== What to do ==
Using the entries that follow, establish how many lines contain the word "sobre" and give only that figure.

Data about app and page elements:

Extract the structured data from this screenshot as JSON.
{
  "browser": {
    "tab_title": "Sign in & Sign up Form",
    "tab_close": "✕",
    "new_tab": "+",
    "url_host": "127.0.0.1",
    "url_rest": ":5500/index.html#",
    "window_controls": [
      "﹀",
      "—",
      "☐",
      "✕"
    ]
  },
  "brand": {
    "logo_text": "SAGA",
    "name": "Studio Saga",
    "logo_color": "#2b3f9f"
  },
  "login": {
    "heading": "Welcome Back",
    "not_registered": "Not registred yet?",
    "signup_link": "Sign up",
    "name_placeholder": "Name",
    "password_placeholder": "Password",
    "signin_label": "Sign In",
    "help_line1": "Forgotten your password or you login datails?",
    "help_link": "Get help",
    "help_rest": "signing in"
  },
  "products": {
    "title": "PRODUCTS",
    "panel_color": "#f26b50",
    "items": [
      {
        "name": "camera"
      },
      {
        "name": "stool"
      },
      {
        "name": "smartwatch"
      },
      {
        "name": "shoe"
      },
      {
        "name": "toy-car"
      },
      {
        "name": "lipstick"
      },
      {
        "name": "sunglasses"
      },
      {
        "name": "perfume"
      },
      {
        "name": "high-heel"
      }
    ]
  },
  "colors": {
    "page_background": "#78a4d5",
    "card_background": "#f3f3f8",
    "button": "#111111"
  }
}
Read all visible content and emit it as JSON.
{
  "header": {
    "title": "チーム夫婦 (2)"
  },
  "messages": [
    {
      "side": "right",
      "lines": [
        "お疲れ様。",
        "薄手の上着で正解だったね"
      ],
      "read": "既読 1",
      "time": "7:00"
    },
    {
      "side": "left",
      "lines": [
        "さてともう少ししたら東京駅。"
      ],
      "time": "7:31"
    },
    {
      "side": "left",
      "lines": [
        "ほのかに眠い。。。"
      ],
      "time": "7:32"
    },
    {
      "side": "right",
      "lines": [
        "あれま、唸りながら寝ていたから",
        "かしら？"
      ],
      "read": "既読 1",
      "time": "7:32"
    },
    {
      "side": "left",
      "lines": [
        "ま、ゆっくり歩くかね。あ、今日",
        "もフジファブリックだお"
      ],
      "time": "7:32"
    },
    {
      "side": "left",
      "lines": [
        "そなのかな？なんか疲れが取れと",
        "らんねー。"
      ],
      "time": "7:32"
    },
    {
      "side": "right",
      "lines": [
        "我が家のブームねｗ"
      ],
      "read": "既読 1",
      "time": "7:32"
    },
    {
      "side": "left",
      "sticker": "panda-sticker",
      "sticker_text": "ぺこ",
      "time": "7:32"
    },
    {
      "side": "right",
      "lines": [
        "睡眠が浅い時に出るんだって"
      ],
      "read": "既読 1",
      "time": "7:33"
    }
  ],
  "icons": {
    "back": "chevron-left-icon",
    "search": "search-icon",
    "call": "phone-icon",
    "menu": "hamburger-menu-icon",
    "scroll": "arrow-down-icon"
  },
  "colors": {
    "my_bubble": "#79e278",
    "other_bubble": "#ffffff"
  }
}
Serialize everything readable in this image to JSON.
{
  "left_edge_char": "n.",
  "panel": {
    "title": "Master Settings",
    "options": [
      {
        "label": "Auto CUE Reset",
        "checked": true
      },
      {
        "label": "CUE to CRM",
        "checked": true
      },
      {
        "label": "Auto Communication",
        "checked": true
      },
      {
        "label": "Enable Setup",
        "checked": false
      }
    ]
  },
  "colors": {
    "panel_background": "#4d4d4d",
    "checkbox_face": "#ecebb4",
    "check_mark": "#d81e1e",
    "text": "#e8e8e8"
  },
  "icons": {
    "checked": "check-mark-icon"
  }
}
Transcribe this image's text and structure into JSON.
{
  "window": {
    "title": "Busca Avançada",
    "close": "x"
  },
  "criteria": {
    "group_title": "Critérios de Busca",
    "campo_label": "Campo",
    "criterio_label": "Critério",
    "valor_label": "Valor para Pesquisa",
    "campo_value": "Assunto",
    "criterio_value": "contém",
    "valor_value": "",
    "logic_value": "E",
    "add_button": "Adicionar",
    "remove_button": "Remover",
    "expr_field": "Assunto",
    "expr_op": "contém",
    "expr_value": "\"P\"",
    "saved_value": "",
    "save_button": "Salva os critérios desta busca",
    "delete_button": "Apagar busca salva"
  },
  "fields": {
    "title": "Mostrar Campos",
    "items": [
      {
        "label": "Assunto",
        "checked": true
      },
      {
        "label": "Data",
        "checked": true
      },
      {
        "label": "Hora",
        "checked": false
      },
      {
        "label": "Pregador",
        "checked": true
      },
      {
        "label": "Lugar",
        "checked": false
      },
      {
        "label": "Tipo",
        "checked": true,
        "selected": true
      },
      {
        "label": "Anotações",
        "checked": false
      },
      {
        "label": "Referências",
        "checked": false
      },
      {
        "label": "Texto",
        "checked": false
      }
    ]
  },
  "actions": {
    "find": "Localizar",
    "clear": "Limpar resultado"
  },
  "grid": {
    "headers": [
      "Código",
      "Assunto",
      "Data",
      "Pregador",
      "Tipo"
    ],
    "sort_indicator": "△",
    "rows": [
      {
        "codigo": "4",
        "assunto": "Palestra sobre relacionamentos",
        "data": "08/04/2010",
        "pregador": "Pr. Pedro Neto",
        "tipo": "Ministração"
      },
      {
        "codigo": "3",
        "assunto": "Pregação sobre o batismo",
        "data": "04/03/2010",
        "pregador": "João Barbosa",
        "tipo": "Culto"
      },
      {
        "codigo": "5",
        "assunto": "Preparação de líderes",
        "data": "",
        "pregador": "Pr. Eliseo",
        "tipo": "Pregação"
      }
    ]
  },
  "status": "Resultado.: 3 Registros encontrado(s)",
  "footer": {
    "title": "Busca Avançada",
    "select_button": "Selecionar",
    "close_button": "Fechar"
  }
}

== Solution to this task ==
2